Obsidian Sourcing in Bandung, Indonesia

Stephen Chia, Lufti Yondri, Truman Simantunjak
2010 Asian Perspectives  
introduction Obsidian is a natural volcanic glass, which was widely used during prehistoric times as cutting implements probably because it is shiny and attractive, and can be worked easily into implements with razor-sharp edges. Obsidian is formed through relatively fast cooling of high-silica lava domes and flows that are usually very homogeneous in chemical composition. The geological occurrence of obsidian is typically very limited and its homogeneous chemical composition is often highly
more » ... is often highly characteristic of a particular source.

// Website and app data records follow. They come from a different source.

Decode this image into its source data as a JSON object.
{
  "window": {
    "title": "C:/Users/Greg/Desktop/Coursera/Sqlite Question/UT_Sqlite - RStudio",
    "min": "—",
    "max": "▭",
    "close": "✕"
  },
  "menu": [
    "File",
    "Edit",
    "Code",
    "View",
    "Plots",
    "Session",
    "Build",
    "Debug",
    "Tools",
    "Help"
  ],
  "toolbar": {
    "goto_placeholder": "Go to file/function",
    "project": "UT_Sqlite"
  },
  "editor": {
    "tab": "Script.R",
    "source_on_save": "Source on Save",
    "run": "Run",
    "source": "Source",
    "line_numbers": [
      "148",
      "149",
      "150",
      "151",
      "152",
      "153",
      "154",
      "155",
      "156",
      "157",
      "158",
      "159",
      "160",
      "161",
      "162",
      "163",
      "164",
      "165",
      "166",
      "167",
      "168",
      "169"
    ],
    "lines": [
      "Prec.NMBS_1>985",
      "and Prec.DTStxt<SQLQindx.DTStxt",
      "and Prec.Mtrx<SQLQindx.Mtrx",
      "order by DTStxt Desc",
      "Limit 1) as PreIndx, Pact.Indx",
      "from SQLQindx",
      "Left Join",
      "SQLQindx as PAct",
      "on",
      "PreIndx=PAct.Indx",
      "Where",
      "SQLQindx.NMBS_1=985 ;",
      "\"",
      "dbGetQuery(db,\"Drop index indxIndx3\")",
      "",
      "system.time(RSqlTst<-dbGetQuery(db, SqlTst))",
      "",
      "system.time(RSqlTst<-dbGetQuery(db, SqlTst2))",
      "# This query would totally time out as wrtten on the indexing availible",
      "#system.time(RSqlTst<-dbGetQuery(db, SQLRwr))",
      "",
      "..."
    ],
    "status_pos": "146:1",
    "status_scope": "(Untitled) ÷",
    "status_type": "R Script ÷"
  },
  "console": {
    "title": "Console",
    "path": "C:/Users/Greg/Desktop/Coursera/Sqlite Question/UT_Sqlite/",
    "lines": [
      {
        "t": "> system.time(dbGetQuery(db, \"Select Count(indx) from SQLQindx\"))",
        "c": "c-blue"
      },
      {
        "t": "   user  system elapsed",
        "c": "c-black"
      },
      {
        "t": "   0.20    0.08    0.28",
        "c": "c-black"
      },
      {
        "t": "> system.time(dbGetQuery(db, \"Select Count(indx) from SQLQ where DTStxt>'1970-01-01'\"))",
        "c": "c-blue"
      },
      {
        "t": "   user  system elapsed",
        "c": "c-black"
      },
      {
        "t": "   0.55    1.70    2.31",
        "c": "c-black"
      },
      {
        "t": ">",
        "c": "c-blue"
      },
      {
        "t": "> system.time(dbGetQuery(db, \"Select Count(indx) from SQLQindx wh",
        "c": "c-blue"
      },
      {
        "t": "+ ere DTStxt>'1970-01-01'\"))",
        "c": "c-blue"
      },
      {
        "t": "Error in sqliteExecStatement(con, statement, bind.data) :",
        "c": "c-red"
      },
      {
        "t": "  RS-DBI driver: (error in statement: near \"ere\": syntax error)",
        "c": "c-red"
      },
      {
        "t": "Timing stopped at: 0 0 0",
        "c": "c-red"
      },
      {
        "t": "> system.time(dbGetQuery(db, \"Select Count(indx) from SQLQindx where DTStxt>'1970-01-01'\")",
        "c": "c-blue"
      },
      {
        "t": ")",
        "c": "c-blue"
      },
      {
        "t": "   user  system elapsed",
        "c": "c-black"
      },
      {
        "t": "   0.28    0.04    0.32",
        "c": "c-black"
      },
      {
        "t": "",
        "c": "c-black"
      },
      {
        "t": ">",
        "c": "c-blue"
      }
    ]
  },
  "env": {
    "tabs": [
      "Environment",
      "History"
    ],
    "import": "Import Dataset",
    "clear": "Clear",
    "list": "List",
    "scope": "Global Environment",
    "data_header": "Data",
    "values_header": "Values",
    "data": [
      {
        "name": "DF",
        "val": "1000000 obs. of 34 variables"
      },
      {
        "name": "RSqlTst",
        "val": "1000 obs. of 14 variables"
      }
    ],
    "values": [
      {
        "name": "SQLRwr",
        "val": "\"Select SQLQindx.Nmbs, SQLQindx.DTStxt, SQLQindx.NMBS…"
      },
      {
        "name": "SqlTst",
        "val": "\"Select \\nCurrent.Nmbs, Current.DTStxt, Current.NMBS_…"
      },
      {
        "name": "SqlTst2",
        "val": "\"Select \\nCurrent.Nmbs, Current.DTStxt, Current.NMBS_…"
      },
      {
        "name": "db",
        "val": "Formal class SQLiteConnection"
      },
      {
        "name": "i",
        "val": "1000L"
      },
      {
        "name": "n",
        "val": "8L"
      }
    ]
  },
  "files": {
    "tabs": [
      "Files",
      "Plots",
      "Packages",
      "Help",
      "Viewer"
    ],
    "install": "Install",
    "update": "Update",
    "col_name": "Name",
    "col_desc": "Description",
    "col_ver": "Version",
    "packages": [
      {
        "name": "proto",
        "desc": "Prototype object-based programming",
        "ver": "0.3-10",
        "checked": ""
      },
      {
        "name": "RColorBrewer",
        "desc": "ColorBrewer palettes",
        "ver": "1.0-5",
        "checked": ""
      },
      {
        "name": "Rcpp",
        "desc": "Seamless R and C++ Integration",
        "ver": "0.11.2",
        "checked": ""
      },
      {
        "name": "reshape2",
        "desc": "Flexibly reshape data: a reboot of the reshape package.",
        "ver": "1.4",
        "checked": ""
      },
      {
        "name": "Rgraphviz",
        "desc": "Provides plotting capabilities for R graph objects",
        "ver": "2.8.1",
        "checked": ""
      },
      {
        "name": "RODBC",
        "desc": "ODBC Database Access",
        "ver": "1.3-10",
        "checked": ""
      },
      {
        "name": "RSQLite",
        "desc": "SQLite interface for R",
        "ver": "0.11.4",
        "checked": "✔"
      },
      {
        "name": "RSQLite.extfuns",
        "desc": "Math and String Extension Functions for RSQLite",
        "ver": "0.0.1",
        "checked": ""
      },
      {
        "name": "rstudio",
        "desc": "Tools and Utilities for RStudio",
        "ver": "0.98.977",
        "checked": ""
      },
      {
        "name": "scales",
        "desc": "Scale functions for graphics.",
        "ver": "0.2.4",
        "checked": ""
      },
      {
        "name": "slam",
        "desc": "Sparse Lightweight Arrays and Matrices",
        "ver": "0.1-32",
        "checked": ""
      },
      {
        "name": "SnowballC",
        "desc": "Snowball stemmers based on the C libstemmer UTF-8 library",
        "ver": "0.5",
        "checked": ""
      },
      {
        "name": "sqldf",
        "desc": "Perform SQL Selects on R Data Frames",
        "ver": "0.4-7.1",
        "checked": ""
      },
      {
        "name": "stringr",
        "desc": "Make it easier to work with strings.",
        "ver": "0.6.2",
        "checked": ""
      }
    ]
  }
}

Its relatively limited occurrence made it a valuable item of trade or exchange during prehistoric times. Although obsidian artifacts are brittle and have a short use-life, they are highly durable and can be found in archaeological sites over thousands of years old. As such, obsidian serves as an excellent material for studies in prehistoric sourcing, trade, or exchange. In the last 30 years or so, research in the Mediterranean, the southwest Pacific and Southeast Asia have produced successful results using obsidian sourcing to extract information on prehistoric trade and exchange. This is mainly because linking obsidian artifacts to geographical sources can be successfully done using a wide range of techniques such as X-ray flourescence analysis, electron microprobe analysis, neutron activation analysis, proton-induced gamma-ray emission method, and proton-induced X-ray emission method (Ambrose et al.
doi:10.1353/asi.2010.0000 fatcat:irdosbbqzbde7hblwblwqf7nle